Mattingly reluctant to overwork Kershaw early
Schedule allows for three starts in first six games, but manager wary
GLENDALE, Ariz. -- The unusual scheduling necessitated by the Dodgers' season-opening trip to Australia could allow National League Cy Young winner Clayton Kershaw to pitch three of the club's first six regular-season games. But manager Don Mattingly said he thinks that's asking too much.
"I feel like it is," Mattingly said on Sunday, before Kershaw was slated to pitch batting practice for the first time. "We have to be very mindful of Clayton and the number of innings he pitched last year -- and the short winter.

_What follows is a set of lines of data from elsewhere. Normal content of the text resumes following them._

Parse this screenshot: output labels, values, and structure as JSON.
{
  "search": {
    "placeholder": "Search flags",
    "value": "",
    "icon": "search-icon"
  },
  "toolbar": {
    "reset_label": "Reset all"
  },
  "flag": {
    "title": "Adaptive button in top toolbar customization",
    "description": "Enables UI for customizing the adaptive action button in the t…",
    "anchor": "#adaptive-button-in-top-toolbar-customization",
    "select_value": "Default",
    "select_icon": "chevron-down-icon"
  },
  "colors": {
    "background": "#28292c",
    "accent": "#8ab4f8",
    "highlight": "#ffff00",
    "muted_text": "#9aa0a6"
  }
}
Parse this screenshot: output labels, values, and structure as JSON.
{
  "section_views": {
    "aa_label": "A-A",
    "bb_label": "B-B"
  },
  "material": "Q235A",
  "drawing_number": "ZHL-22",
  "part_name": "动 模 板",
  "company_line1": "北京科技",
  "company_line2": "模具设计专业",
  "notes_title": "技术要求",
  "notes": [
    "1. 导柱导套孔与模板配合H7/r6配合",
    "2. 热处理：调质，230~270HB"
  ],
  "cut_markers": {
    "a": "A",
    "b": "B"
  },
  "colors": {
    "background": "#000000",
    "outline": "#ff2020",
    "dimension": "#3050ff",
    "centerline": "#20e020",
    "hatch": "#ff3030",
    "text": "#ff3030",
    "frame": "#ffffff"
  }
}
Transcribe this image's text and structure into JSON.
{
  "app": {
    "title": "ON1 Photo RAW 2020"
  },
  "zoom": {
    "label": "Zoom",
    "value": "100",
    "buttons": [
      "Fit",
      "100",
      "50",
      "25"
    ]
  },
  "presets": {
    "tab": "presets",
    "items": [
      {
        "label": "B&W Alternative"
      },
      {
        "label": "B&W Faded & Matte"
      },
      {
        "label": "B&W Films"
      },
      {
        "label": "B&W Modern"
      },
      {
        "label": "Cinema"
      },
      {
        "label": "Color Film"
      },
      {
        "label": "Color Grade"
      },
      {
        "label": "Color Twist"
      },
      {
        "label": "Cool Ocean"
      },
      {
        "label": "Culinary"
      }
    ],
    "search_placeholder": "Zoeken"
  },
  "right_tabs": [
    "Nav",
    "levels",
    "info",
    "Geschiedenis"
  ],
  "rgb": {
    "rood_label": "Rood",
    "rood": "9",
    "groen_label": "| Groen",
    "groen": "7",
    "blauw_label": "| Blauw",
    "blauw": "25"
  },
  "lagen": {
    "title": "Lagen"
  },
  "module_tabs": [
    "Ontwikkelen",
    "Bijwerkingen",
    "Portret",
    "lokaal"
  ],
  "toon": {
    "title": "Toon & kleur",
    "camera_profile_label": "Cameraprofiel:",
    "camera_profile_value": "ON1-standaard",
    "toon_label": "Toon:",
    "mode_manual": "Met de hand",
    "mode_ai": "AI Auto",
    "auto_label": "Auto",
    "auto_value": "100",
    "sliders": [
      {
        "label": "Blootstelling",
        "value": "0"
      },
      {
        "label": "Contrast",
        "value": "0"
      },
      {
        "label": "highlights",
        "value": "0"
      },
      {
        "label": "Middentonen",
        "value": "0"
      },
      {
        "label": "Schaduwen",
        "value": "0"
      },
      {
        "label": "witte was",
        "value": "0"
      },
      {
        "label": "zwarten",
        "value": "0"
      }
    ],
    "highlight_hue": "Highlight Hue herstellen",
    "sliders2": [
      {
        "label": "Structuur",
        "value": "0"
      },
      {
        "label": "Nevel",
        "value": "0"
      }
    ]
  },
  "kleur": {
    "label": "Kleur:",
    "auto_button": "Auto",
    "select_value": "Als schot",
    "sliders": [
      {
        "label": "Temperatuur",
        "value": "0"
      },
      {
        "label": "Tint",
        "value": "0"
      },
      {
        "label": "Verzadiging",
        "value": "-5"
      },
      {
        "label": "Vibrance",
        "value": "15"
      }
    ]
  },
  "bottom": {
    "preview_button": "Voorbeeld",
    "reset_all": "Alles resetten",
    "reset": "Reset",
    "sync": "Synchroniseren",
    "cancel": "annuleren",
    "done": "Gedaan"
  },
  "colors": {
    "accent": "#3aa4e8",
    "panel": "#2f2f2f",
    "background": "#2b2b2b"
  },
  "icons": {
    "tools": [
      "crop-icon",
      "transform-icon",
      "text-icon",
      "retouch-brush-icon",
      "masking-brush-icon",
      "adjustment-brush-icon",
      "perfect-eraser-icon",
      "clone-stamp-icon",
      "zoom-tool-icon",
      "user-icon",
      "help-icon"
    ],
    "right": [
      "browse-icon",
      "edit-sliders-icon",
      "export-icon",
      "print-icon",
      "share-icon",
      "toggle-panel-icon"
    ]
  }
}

"It's not being cautious or babying him, but being mindful of him. He's a workhorse, he pitches deep into games. We have to take care of him, give him an inning off here and there when we can."
Mattingly hasn't announced an Opening Day starter or his rotation. He said Kershaw, Zack Greinke, Hyun-Jin Ryu and Dan Haren will be readied for Australia, while Josh Beckett won't pitch overseas.
Kershaw downplayed last year's workload, saying he had a normal offseason and said "everything still works" after throwing 25 pitches on Sunday to Minor League hitters.
Kershaw said he's only concerned with monitoring "stressful innings," and he'll be ready to pitch "whenever they tell me to pitch."
A secondary reason not to pitch Kershaw in too many of those early games is that it would completely mess up the scheduling of the other starters, specifically Ryu and Haren.
"We want to keep other guys on schedule," said Mattingly. "Otherwise, you'll have guys that may not pitch for 12 days."
Games 1 and 2 of the regular season are March 22-23 in Australia. The next regular-season game is March 30 in San Diego, with a day off March 31, games in San Diego April 1-2, a day off April 3 and the home opener on April 4.
So Kershaw could conceivably start the first game in Australia, the first game in San Diego and the first game in Los Angeles.
Ken Gurnick is a reporter for MLB.com. This story was not subject to the approval of Major League Baseball or its clubs.